App and web page records
====================

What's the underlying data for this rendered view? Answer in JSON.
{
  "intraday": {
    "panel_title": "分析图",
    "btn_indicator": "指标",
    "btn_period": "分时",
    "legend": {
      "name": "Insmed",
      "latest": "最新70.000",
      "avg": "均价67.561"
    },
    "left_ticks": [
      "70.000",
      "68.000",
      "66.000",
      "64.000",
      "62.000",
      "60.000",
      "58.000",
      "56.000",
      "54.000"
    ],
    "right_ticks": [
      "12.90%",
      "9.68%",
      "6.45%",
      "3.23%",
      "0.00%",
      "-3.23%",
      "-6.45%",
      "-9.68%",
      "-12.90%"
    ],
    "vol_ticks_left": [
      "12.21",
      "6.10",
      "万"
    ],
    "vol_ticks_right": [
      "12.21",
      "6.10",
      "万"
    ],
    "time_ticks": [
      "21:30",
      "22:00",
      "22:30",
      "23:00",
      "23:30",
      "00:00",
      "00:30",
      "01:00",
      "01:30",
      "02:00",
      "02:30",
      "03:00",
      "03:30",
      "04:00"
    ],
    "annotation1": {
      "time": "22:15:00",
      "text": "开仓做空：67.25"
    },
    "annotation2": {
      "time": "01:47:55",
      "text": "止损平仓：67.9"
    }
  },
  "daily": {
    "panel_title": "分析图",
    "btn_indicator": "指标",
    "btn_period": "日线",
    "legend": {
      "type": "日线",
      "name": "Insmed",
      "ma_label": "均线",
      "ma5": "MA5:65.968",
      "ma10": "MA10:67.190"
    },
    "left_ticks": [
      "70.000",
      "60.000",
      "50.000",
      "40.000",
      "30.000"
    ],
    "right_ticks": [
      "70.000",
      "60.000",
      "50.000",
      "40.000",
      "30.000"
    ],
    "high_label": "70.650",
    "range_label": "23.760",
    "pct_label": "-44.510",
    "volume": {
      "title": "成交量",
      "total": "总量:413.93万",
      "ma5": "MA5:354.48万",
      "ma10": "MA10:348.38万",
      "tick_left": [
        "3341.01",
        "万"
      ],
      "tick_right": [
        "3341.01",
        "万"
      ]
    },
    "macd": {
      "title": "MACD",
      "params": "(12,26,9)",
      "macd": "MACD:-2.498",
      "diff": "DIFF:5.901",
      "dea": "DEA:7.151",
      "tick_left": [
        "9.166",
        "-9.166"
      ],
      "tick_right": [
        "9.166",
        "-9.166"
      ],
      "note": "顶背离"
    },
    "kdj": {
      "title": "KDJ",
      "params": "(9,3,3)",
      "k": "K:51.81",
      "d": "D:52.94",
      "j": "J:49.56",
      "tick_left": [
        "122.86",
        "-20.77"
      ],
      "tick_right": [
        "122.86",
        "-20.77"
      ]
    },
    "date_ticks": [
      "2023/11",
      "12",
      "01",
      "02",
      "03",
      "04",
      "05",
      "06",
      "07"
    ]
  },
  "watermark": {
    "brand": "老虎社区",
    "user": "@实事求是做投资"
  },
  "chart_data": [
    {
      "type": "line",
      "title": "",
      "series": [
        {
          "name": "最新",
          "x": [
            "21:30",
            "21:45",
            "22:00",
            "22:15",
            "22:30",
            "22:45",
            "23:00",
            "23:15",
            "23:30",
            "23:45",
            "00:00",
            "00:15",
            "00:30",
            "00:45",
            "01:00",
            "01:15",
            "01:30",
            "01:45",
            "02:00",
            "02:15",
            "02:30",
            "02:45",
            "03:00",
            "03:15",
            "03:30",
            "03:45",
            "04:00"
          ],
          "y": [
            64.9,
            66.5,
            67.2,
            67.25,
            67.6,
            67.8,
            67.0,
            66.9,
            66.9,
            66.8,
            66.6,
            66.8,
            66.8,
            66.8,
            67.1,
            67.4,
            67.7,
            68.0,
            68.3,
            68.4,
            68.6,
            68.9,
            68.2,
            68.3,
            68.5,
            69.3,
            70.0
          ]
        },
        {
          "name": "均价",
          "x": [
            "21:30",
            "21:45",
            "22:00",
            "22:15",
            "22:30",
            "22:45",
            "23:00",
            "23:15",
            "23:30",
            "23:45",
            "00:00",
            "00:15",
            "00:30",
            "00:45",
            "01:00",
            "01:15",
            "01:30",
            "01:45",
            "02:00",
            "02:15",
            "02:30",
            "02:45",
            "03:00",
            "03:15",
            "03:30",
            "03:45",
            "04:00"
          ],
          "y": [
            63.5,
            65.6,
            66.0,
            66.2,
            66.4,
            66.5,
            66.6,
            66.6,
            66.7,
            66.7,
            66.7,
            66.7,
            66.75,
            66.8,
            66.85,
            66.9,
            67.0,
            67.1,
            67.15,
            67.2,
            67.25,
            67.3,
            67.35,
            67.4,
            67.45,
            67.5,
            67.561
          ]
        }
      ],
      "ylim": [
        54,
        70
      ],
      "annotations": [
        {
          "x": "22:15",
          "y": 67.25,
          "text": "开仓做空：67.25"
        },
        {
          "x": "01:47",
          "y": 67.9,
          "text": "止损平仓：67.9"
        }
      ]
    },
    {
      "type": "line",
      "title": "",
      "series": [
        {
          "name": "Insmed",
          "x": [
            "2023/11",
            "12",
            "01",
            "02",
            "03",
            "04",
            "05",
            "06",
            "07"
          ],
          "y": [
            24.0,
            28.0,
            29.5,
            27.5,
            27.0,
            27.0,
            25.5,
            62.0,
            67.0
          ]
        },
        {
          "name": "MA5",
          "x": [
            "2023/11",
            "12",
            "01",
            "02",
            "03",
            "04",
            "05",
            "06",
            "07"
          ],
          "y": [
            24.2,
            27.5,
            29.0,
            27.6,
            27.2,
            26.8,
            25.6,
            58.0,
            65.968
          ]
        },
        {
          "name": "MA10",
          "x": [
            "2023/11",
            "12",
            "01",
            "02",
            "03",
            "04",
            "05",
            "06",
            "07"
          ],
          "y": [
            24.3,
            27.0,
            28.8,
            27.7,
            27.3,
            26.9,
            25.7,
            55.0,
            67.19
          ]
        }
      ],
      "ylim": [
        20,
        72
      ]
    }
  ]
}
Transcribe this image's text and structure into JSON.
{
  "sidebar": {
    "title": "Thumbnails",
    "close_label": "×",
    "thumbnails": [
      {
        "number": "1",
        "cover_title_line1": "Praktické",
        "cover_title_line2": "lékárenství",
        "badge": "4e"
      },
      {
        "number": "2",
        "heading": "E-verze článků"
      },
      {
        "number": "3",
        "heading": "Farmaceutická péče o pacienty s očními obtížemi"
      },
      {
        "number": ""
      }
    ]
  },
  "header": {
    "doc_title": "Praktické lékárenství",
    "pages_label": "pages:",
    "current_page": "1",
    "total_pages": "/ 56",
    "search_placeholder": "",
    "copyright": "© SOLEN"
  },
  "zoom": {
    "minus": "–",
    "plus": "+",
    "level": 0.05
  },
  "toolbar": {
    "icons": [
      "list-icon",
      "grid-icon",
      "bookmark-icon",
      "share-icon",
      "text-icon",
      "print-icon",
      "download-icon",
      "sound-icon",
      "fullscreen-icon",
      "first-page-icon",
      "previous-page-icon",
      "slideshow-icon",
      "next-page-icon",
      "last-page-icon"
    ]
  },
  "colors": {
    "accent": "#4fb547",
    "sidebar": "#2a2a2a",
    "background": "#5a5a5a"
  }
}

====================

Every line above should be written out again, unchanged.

What's the underlying data for this rendered view? Answer in JSON.
{
  "intraday": {
    "panel_title": "分析图",
    "btn_indicator": "指标",
    "btn_period": "分时",
    "legend": {
      "name": "Insmed",
      "latest": "最新70.000",
      "avg": "均价67.561"
    },
    "left_ticks": [
      "70.000",
      "68.000",
      "66.000",
      "64.000",
      "62.000",
      "60.000",
      "58.000",
      "56.000",
      "54.000"
    ],
    "right_ticks": [
      "12.90%",
      "9.68%",
      "6.45%",
      "3.23%",
      "0.00%",
      "-3.23%",
      "-6.45%",
      "-9.68%",
      "-12.90%"
    ],
    "vol_ticks_left": [
      "12.21",
      "6.10",
      "万"
    ],
    "vol_ticks_right": [
      "12.21",
      "6.10",
      "万"
    ],
    "time_ticks": [
      "21:30",
      "22:00",
      "22:30",
      "23:00",
      "23:30",
      "00:00",
      "00:30",
      "01:00",
      "01:30",
      "02:00",
      "02:30",
      "03:00",
      "03:30",
      "04:00"
    ],
    "annotation1": {
      "time": "22:15:00",
      "text": "开仓做空：67.25"
    },
    "annotation2": {
      "time": "01:47:55",
      "text": "止损平仓：67.9"
    }
  },
  "daily": {
    "panel_title": "分析图",
    "btn_indicator": "指标",
    "btn_period": "日线",
    "legend": {
      "type": "日线",
      "name": "Insmed",
      "ma_label": "均线",
      "ma5": "MA5:65.968",
      "ma10": "MA10:67.190"
    },
    "left_ticks": [
      "70.000",
      "60.000",
      "50.000",
      "40.000",
      "30.000"
    ],
    "right_ticks": [
      "70.000",
      "60.000",
      "50.000",
      "40.000",
      "30.000"
    ],
    "high_label": "70.650",
    "range_label": "23.760",
    "pct_label": "-44.510",
    "volume": {
      "title": "成交量",
      "total": "总量:413.93万",
      "ma5": "MA5:354.48万",
      "ma10": "MA10:348.38万",
      "tick_left": [
        "3341.01",
        "万"
      ],
      "tick_right": [
        "3341.01",
        "万"
      ]
    },
    "macd": {
      "title": "MACD",
      "params": "(12,26,9)",
      "macd": "MACD:-2.498",
      "diff": "DIFF:5.901",
      "dea": "DEA:7.151",
      "tick_left": [
        "9.166",
        "-9.166"
      ],
      "tick_right": [
        "9.166",
        "-9.166"
      ],
      "note": "顶背离"
    },
    "kdj": {
      "title": "KDJ",
      "params": "(9,3,3)",
      "k": "K:51.81",
      "d": "D:52.94",
      "j": "J:49.56",
      "tick_left": [
        "122.86",
        "-20.77"
      ],
      "tick_right": [
        "122.86",
        "-20.77"
      ]
    },
    "date_ticks": [
      "2023/11",
      "12",
      "01",
      "02",
      "03",
      "04",
      "05",
      "06",
      "07"
    ]
  },
  "watermark": {
    "brand": "老虎社区",
    "user": "@实事求是做投资"
  },
  "chart_data": [
    {
      "type": "line",
      "title": "",
      "series": [
        {
          "name": "最新",
          "x": [
            "21:30",
            "21:45",
            "22:00",
            "22:15",
            "22:30",
            "22:45",
            "23:00",
            "23:15",
            "23:30",
            "23:45",
            "00:00",
            "00:15",
            "00:30",
            "00:45",
            "01:00",
            "01:15",
            "01:30",
            "01:45",
            "02:00",
            "02:15",
            "02:30",
            "02:45",
            "03:00",
            "03:15",
            "03:30",
            "03:45",
            "04:00"
          ],
          "y": [
            64.9,
            66.5,
            67.2,
            67.25,
            67.6,
            67.8,
            67.0,
            66.9,
            66.9,
            66.8,
            66.6,
            66.8,
            66.8,
            66.8,
            67.1,
            67.4,
            67.7,
            68.0,
            68.3,
            68.4,
            68.6,
            68.9,
            68.2,
            68.3,
            68.5,
            69.3,
            70.0
          ]
        },
        {
          "name": "均价",
          "x": [
            "21:30",
            "21:45",
            "22:00",
            "22:15",
            "22:30",
            "22:45",
            "23:00",
            "23:15",
            "23:30",
            "23:45",
            "00:00",
            "00:15",
            "00:30",
            "00:45",
            "01:00",
            "01:15",
            "01:30",
            "01:45",
            "02:00",
            "02:15",
            "02:30",
            "02:45",
            "03:00",
            "03:15",
            "03:30",
            "03:45",
            "04:00"
          ],
          "y": [
            63.5,
            65.6,
            66.0,
            66.2,
            66.4,
            66.5,
            66.6,
            66.6,
            66.7,
            66.7,
            66.7,
            66.7,
            66.75,
            66.8,
            66.85,
            66.9,
            67.0,
            67.1,
            67.15,
            67.2,
            67.25,
            67.3,
            67.35,
            67.4,
            67.45,
            67.5,
            67.561
          ]
        }
      ],
      "ylim": [
        54,
        70
      ],
      "annotations": [
        {
          "x": "22:15",
          "y": 67.25,
          "text": "开仓做空：67.25"
        },
        {
          "x": "01:47",
          "y": 67.9,
          "text": "止损平仓：67.9"
        }
      ]
    },
    {
      "type": "line",
      "title": "",
      "series": [
        {
          "name": "Insmed",
          "x": [
            "2023/11",
            "12",
            "01",
            "02",
            "03",
            "04",
            "05",
            "06",
            "07"
          ],
          "y": [
            24.0,
            28.0,
            29.5,
            27.5,
            27.0,
            27.0,
            25.5,
            62.0,
            67.0
          ]
        },
        {
          "name": "MA5",
          "x": [
            "2023/11",
            "12",
            "01",
            "02",
            "03",
            "04",
            "05",
            "06",
            "07"
          ],
          "y": [
            24.2,
            27.5,
            29.0,
            27.6,
            27.2,
            26.8,
            25.6,
            58.0,
            65.968
          ]
        },
        {
          "name": "MA10",
          "x": [
            "2023/11",
            "12",
            "01",
            "02",
            "03",
            "04",
            "05",
            "06",
            "07"
          ],
          "y": [
            24.3,
            27.0,
            28.8,
            27.7,
            27.3,
            26.9,
            25.7,
            55.0,
            67.19
          ]
        }
      ],
      "ylim": [
        20,
        72
      ]
    }
  ]
}
Transcribe this image's text and structure into JSON.
{
  "sidebar": {
    "title": "Thumbnails",
    "close_label": "×",
    "thumbnails": [
      {
        "number": "1",
        "cover_title_line1": "Praktické",
        "cover_title_line2": "lékárenství",
        "badge": "4e"
      },
      {
        "number": "2",
        "heading": "E-verze článků"
      },
      {
        "number": "3",
        "heading": "Farmaceutická péče o pacienty s očními obtížemi"
      },
      {
        "number": ""
      }
    ]
  },
  "header": {
    "doc_title": "Praktické lékárenství",
    "pages_label": "pages:",
    "current_page": "1",
    "total_pages": "/ 56",
    "search_placeholder": "",
    "copyright": "© SOLEN"
  },
  "zoom": {
    "minus": "–",
    "plus": "+",
    "level": 0.05
  },
  "toolbar": {
    "icons": [
      "list-icon",
      "grid-icon",
      "bookmark-icon",
      "share-icon",
      "text-icon",
      "print-icon",
      "download-icon",
      "sound-icon",
      "fullscreen-icon",
      "first-page-icon",
      "previous-page-icon",
      "slideshow-icon",
      "next-page-icon",
      "last-page-icon"
    ]
  },
  "colors": {
    "accent": "#4fb547",
    "sidebar": "#2a2a2a",
    "background": "#5a5a5a"
  }
}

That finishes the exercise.